Nonnus, Dionysiaca 38. 65 ff :
"[The seer Idmon prophesies :] `That horned snake, torn by the sharp pointed claws of the robber bird and pierced by its talons, slipt into the waters of the river, and old Hydaspes swallowed the reptile corpse, so Deriades shall be swallowed under the likeness of his bullhorned sire.’ Thus spoke the old prophet.'"
Nonnus, Dionysiaca 39. 38 ff :
"[Deriades addresses his Indian troops :] `Is it not enough, that he [Dionysos] has sprinkled those cunning poisons in the water and reddened my Hydaspes with Thessalian flowers? That I have looked on him in silence, and let myself quietly behold the yellow streams of my maddened river? For if that stream came from a foreign river, if the warlike Indian Hydaspes were not my own father, then I would have filled that flood with heaps of dust to drown the viny stink of Dionysos; I would have walked upon the drunken stream of my father and crossed unwitting water with dusty feet, as once it is said among the Argives that Earthshaker [Poseidon] made water dry, and a horse’s hoof left prints of the dust of river Inakhos dried up.'"
Nonnus, Dionysiaca 40. 85 ff :
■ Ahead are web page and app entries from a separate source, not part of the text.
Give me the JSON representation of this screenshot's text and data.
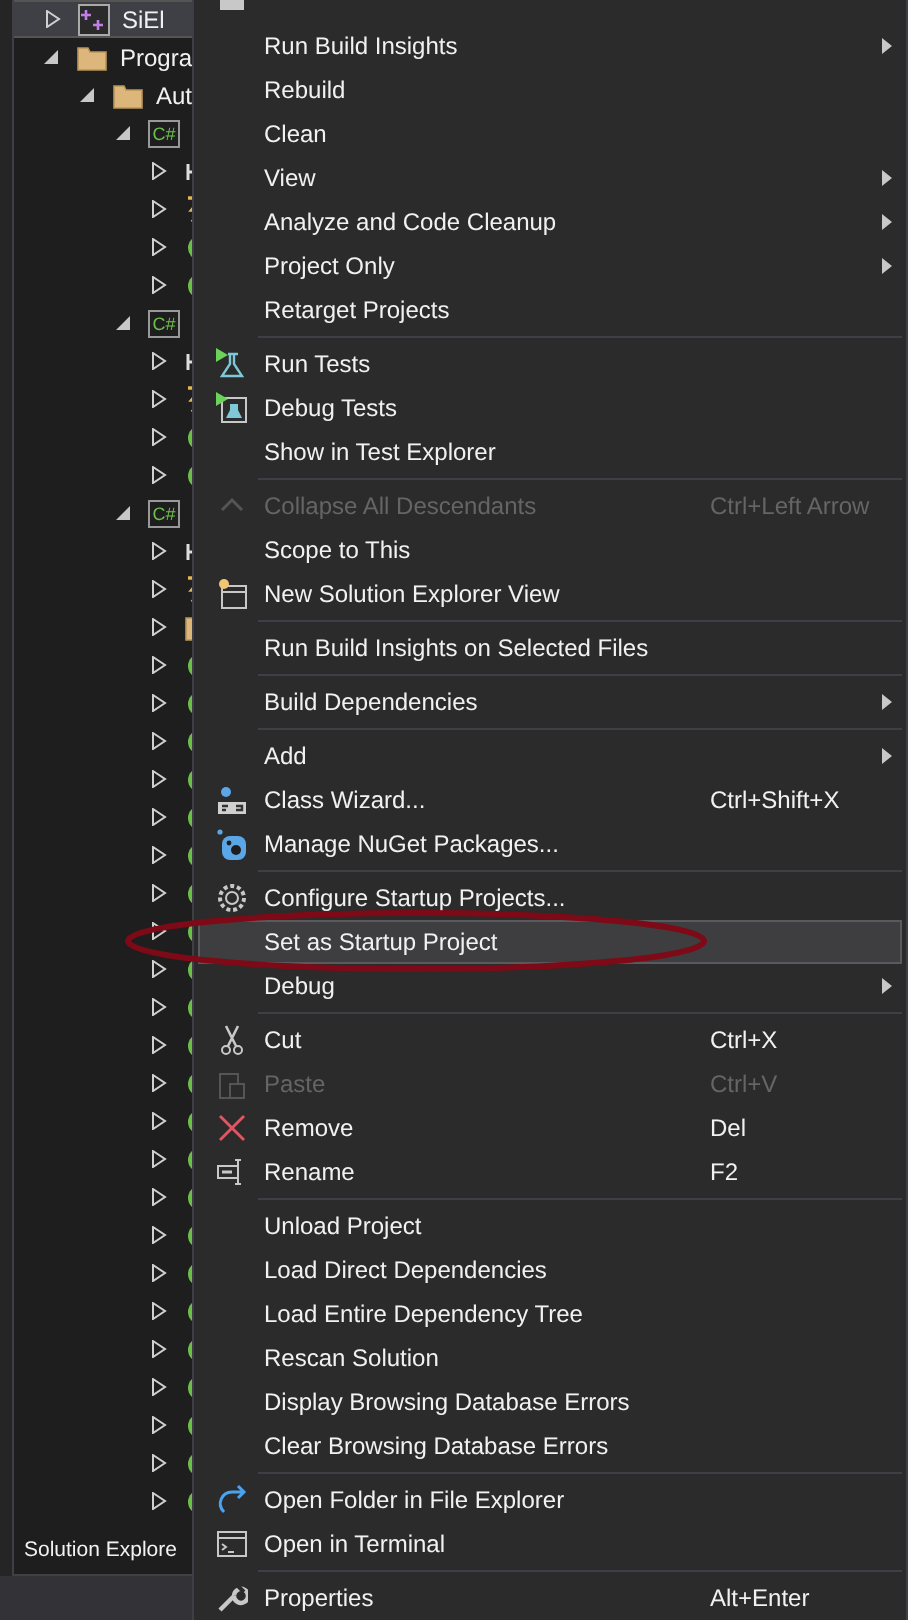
{
  "tree": {
    "items": [
      {
        "label": "SiEl",
        "kind": "solution-project",
        "expanded": false,
        "selected": true
      },
      {
        "label": "Progra",
        "kind": "folder",
        "expanded": true,
        "selected": false,
        "children": [
          {
            "label": "Aut",
            "kind": "folder",
            "expanded": true,
            "selected": false,
            "children": [
              {
                "kind": "csproj",
                "badge": "C#",
                "expanded": true,
                "selected": false,
                "children": [
                  {
                    "kind": "dependencies",
                    "expanded": false,
                    "selected": false
                  },
                  {
                    "kind": "properties",
                    "expanded": false,
                    "selected": false
                  },
                  {
                    "kind": "class",
                    "expanded": false,
                    "selected": false
                  },
                  {
                    "kind": "class",
                    "expanded": false,
                    "selected": false
                  }
                ]
              },
              {
                "kind": "csproj",
                "badge": "C#",
                "expanded": true,
                "selected": false,
                "children": [
                  {
                    "kind": "dependencies",
                    "expanded": false,
                    "selected": false
                  },
                  {
                    "kind": "properties",
                    "expanded": false,
                    "selected": false
                  },
                  {
                    "kind": "class",
                    "expanded": false,
                    "selected": false
                  },
                  {
                    "kind": "class",
                    "expanded": false,
                    "selected": false
                  }
                ]
              },
              {
                "kind": "csproj",
                "badge": "C#",
                "expanded": true,
                "selected": false,
                "children": [
                  {
                    "kind": "dependencies",
                    "expanded": false,
                    "selected": false
                  },
                  {
                    "kind": "properties",
                    "expanded": false,
                    "selected": false
                  },
                  {
                    "kind": "folder",
                    "expanded": false,
                    "selected": false
                  },
                  {
                    "kind": "class",
                    "expanded": false,
                    "selected": false
                  },
                  {
                    "kind": "class",
                    "expanded": false,
                    "selected": false
                  },
                  {
                    "kind": "class",
                    "expanded": false,
                    "selected": false
                  },
                  {
                    "kind": "class",
                    "expanded": false,
                    "selected": false
                  },
                  {
                    "kind": "class",
                    "expanded": false,
                    "selected": false
                  },
                  {
                    "kind": "class",
                    "expanded": false,
                    "selected": false
                  },
                  {
                    "kind": "class",
                    "expanded": false,
                    "selected": false
                  },
                  {
                    "kind": "class",
                    "expanded": false,
                    "selected": false
                  },
                  {
                    "kind": "class",
                    "expanded": false,
                    "selected": false
                  },
                  {
                    "kind": "class",
                    "expanded": false,
                    "selected": false
                  },
                  {
                    "kind": "class",
                    "expanded": false,
                    "selected": false
                  },
                  {
                    "kind": "class",
                    "expanded": false,
                    "selected": false
                  },
                  {
                    "kind": "class",
                    "expanded": false,
                    "selected": false
                  },
                  {
                    "kind": "class",
                    "expanded": false,
                    "selected": false
                  },
                  {
                    "kind": "class",
                    "expanded": false,
                    "selected": false
                  },
                  {
                    "kind": "class",
                    "expanded": false,
                    "selected": false
                  },
                  {
                    "kind": "class",
                    "expanded": false,
                    "selected": false
                  },
                  {
                    "kind": "class",
                    "expanded": false,
                    "selected": false
                  },
                  {
                    "kind": "class",
                    "expanded": false,
                    "selected": false
                  },
                  {
                    "kind": "class",
                    "expanded": false,
                    "selected": false
                  },
                  {
                    "kind": "class",
                    "expanded": false,
                    "selected": false
                  },
                  {
                    "kind": "class",
                    "expanded": false,
                    "selected": false
                  },
                  {
                    "kind": "class",
                    "expanded": false,
                    "selected": false
                  }
                ]
              }
            ]
          }
        ]
      }
    ]
  },
  "panel_tab": "Solution Explore",
  "menu": {
    "groups": [
      [
        {
          "kind": "build",
          "selected": false
        },
        {
          "label": "Run Build Insights",
          "submenu": true,
          "disabled": false,
          "selected": false
        },
        {
          "label": "Rebuild",
          "submenu": false,
          "disabled": false,
          "selected": false
        },
        {
          "label": "Clean",
          "submenu": false,
          "disabled": false,
          "selected": false
        },
        {
          "label": "View",
          "submenu": true,
          "disabled": false,
          "selected": false
        },
        {
          "label": "Analyze and Code Cleanup",
          "submenu": true,
          "disabled": false,
          "selected": false
        },
        {
          "label": "Project Only",
          "submenu": true,
          "disabled": false,
          "selected": false
        },
        {
          "label": "Retarget Projects",
          "submenu": false,
          "disabled": false,
          "selected": false
        }
      ],
      [
        {
          "label": "Run Tests",
          "kind": "run-tests",
          "submenu": false,
          "disabled": false,
          "selected": false
        },
        {
          "label": "Debug Tests",
          "kind": "debug-tests",
          "submenu": false,
          "disabled": false,
          "selected": false
        },
        {
          "label": "Show in Test Explorer",
          "submenu": false,
          "disabled": false,
          "selected": false
        }
      ],
      [
        {
          "label": "Collapse All Descendants",
          "kind": "collapse",
          "shortcut": "Ctrl+Left Arrow",
          "submenu": false,
          "disabled": true,
          "selected": false
        },
        {
          "label": "Scope to This",
          "submenu": false,
          "disabled": false,
          "selected": false
        },
        {
          "label": "New Solution Explorer View",
          "kind": "new-view",
          "submenu": false,
          "disabled": false,
          "selected": false
        }
      ],
      [
        {
          "label": "Run Build Insights on Selected Files",
          "submenu": false,
          "disabled": false,
          "selected": false
        }
      ],
      [
        {
          "label": "Build Dependencies",
          "submenu": true,
          "disabled": false,
          "selected": false
        }
      ],
      [
        {
          "label": "Add",
          "submenu": true,
          "disabled": false,
          "selected": false
        },
        {
          "label": "Class Wizard...",
          "kind": "class-wizard",
          "shortcut": "Ctrl+Shift+X",
          "submenu": false,
          "disabled": false,
          "selected": false
        },
        {
          "label": "Manage NuGet Packages...",
          "kind": "nuget",
          "submenu": false,
          "disabled": false,
          "selected": false
        }
      ],
      [
        {
          "label": "Configure Startup Projects...",
          "kind": "gear",
          "submenu": false,
          "disabled": false,
          "selected": false
        },
        {
          "label": "Set as Startup Project",
          "submenu": false,
          "disabled": false,
          "selected": true
        },
        {
          "label": "Debug",
          "submenu": true,
          "disabled": false,
          "selected": false
        }
      ],
      [
        {
          "label": "Cut",
          "kind": "cut",
          "shortcut": "Ctrl+X",
          "submenu": false,
          "disabled": false,
          "selected": false
        },
        {
          "label": "Paste",
          "kind": "paste",
          "shortcut": "Ctrl+V",
          "submenu": false,
          "disabled": true,
          "selected": false
        },
        {
          "label": "Remove",
          "kind": "remove",
          "shortcut": "Del",
          "submenu": false,
          "disabled": false,
          "selected": false
        },
        {
          "label": "Rename",
          "kind": "rename",
          "shortcut": "F2",
          "submenu": false,
          "disabled": false,
          "selected": false
        }
      ],
      [
        {
          "label": "Unload Project",
          "submenu": false,
          "disabled": false,
          "selected": false
        },
        {
          "label": "Load Direct Dependencies",
          "submenu": false,
          "disabled": false,
          "selected": false
        },
        {
          "label": "Load Entire Dependency Tree",
          "submenu": false,
          "disabled": false,
          "selected": false
        },
        {
          "label": "Rescan Solution",
          "submenu": false,
          "disabled": false,
          "selected": false
        },
        {
          "label": "Display Browsing Database Errors",
          "submenu": false,
          "disabled": false,
          "selected": false
        },
        {
          "label": "Clear Browsing Database Errors",
          "submenu": false,
          "disabled": false,
          "selected": false
        }
      ],
      [
        {
          "label": "Open Folder in File Explorer",
          "kind": "open-folder",
          "submenu": false,
          "disabled": false,
          "selected": false
        },
        {
          "label": "Open in Terminal",
          "kind": "terminal",
          "submenu": false,
          "disabled": false,
          "selected": false
        }
      ],
      [
        {
          "label": "Properties",
          "kind": "wrench",
          "shortcut": "Alt+Enter",
          "submenu": false,
          "disabled": false,
          "selected": false
        }
      ]
    ]
  },
  "annotation": {
    "kind": "ellipse"
  }
}
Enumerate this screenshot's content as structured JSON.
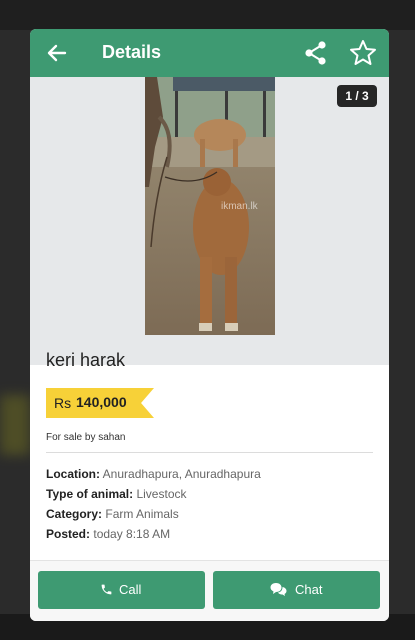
{
  "header": {
    "title": "Details",
    "back_icon": "arrow-left-icon",
    "share_icon": "share-icon",
    "favorite_icon": "star-outline-icon"
  },
  "gallery": {
    "counter": "1 / 3",
    "watermark": "ikman.lk"
  },
  "listing": {
    "title": "keri harak",
    "price_currency": "Rs",
    "price_value": "140,000",
    "seller": "For sale by sahan"
  },
  "details": [
    {
      "label": "Location:",
      "value": "Anuradhapura, Anuradhapura"
    },
    {
      "label": "Type of animal:",
      "value": "Livestock"
    },
    {
      "label": "Category:",
      "value": "Farm Animals"
    },
    {
      "label": "Posted:",
      "value": "today 8:18 AM"
    }
  ],
  "actions": {
    "call_label": "Call",
    "chat_label": "Chat",
    "call_icon": "phone-icon",
    "chat_icon": "chat-bubbles-icon"
  },
  "colors": {
    "brand_green": "#3e9a72",
    "price_badge": "#f7d138",
    "counter_bg": "#262626"
  }
}
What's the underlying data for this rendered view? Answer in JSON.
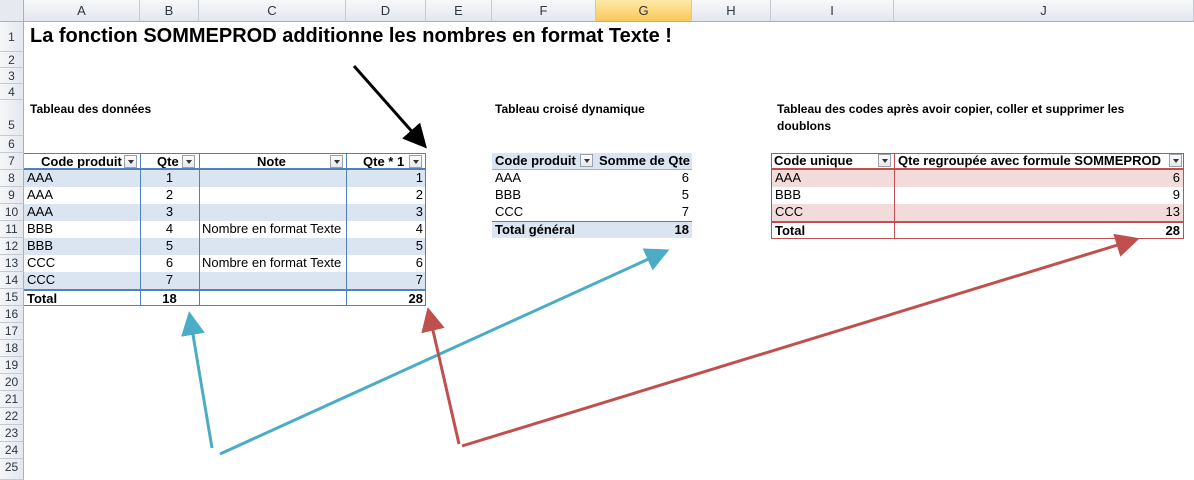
{
  "columns": [
    "A",
    "B",
    "C",
    "D",
    "E",
    "F",
    "G",
    "H",
    "I",
    "J"
  ],
  "rows": [
    "1",
    "2",
    "3",
    "4",
    "5",
    "6",
    "7",
    "8",
    "9",
    "10",
    "11",
    "12",
    "13",
    "14",
    "15",
    "16",
    "17",
    "18",
    "19",
    "20",
    "21",
    "22",
    "23",
    "24",
    "25"
  ],
  "title": "La fonction SOMMEPROD additionne les nombres en format Texte !",
  "data_table": {
    "caption": "Tableau des données",
    "headers": [
      "Code produit",
      "Qte",
      "Note",
      "Qte * 1"
    ],
    "rows": [
      {
        "code": "AAA",
        "qte": "1",
        "note": "",
        "qte1": "1"
      },
      {
        "code": "AAA",
        "qte": "2",
        "note": "",
        "qte1": "2"
      },
      {
        "code": "AAA",
        "qte": "3",
        "note": "",
        "qte1": "3"
      },
      {
        "code": "BBB",
        "qte": "4",
        "note": "Nombre en format Texte",
        "qte1": "4"
      },
      {
        "code": "BBB",
        "qte": "5",
        "note": "",
        "qte1": "5"
      },
      {
        "code": "CCC",
        "qte": "6",
        "note": "Nombre en format Texte",
        "qte1": "6"
      },
      {
        "code": "CCC",
        "qte": "7",
        "note": "",
        "qte1": "7"
      }
    ],
    "total": {
      "label": "Total",
      "qte": "18",
      "qte1": "28"
    }
  },
  "pivot_table": {
    "caption": "Tableau croisé dynamique",
    "headers": [
      "Code produit",
      "Somme de Qte"
    ],
    "rows": [
      {
        "code": "AAA",
        "sum": "6"
      },
      {
        "code": "BBB",
        "sum": "5"
      },
      {
        "code": "CCC",
        "sum": "7"
      }
    ],
    "total": {
      "label": "Total général",
      "sum": "18"
    }
  },
  "codes_table": {
    "caption_line1": "Tableau des codes après avoir copier, coller et supprimer les",
    "caption_line2": "doublons",
    "headers": [
      "Code unique",
      "Qte regroupée avec formule SOMMEPROD"
    ],
    "rows": [
      {
        "code": "AAA",
        "qte": "6"
      },
      {
        "code": "BBB",
        "qte": "9"
      },
      {
        "code": "CCC",
        "qte": "13"
      }
    ],
    "total": {
      "label": "Total",
      "qte": "28"
    }
  },
  "colors": {
    "blue_arrow": "#4bacc6",
    "red_arrow": "#c0504d",
    "black_arrow": "#000000",
    "table_blue": "#4f81bd",
    "band_blue": "#dbe5f1",
    "band_red": "#f2dcdb"
  }
}
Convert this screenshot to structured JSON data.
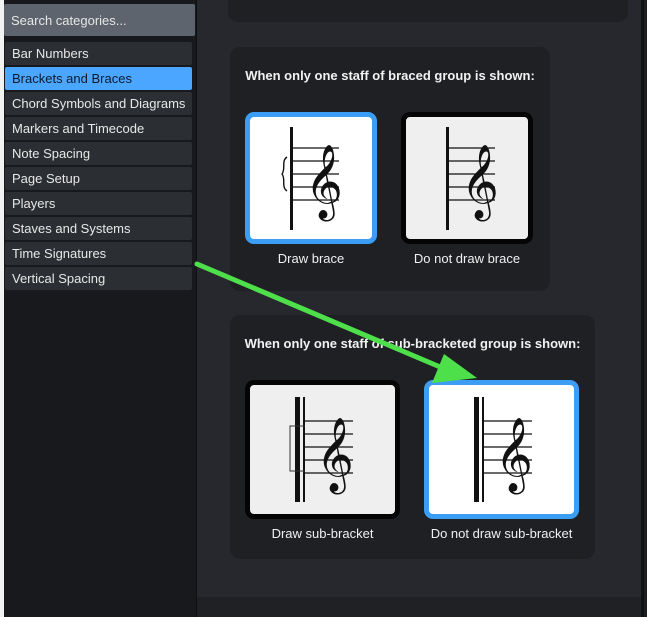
{
  "search": {
    "placeholder": "Search categories..."
  },
  "categories": [
    {
      "label": "Bar Numbers"
    },
    {
      "label": "Brackets and Braces",
      "active": true
    },
    {
      "label": "Chord Symbols and Diagrams"
    },
    {
      "label": "Markers and Timecode"
    },
    {
      "label": "Note Spacing"
    },
    {
      "label": "Page Setup"
    },
    {
      "label": "Players"
    },
    {
      "label": "Staves and Systems"
    },
    {
      "label": "Time Signatures"
    },
    {
      "label": "Vertical Spacing"
    }
  ],
  "brace_group": {
    "title": "When only one staff of braced group is shown:",
    "options": [
      {
        "label": "Draw brace",
        "selected": true
      },
      {
        "label": "Do not draw brace",
        "selected": false
      }
    ]
  },
  "bracket_group": {
    "title": "When only one staff of sub-bracketed group is shown:",
    "options": [
      {
        "label": "Draw sub-bracket",
        "selected": false
      },
      {
        "label": "Do not draw sub-bracket",
        "selected": true
      }
    ]
  },
  "colors": {
    "accent": "#3b9df4",
    "selected_category": "#4aa6ff",
    "arrow": "#4ee04a"
  },
  "icons": {
    "clef": "treble-clef-icon",
    "brace": "brace-icon",
    "bracket": "sub-bracket-icon"
  }
}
"[During the Indian War of Dionysos :] When they reached the place where ancient Hydaspes rolled his war-breeding water in wild bubbling waves, he [Deriades, son of the river] stood immense on the river bank as having now an ally, his father, roaring loud, to shoot with his waters against Dionysos in battle: there the vine-deity cast his flesh-cutting thyrsos and just grazed the skin of Deriades. Struck with the man-destroying ivy bunch he slipt headfirst into his father’s flood, and bridged all that water himself with his long frame."
- Statius, Thebaid - Latin Epic C1st A.D.
- Nonnos, Dionysiaca - Greek Epic C5th A.D.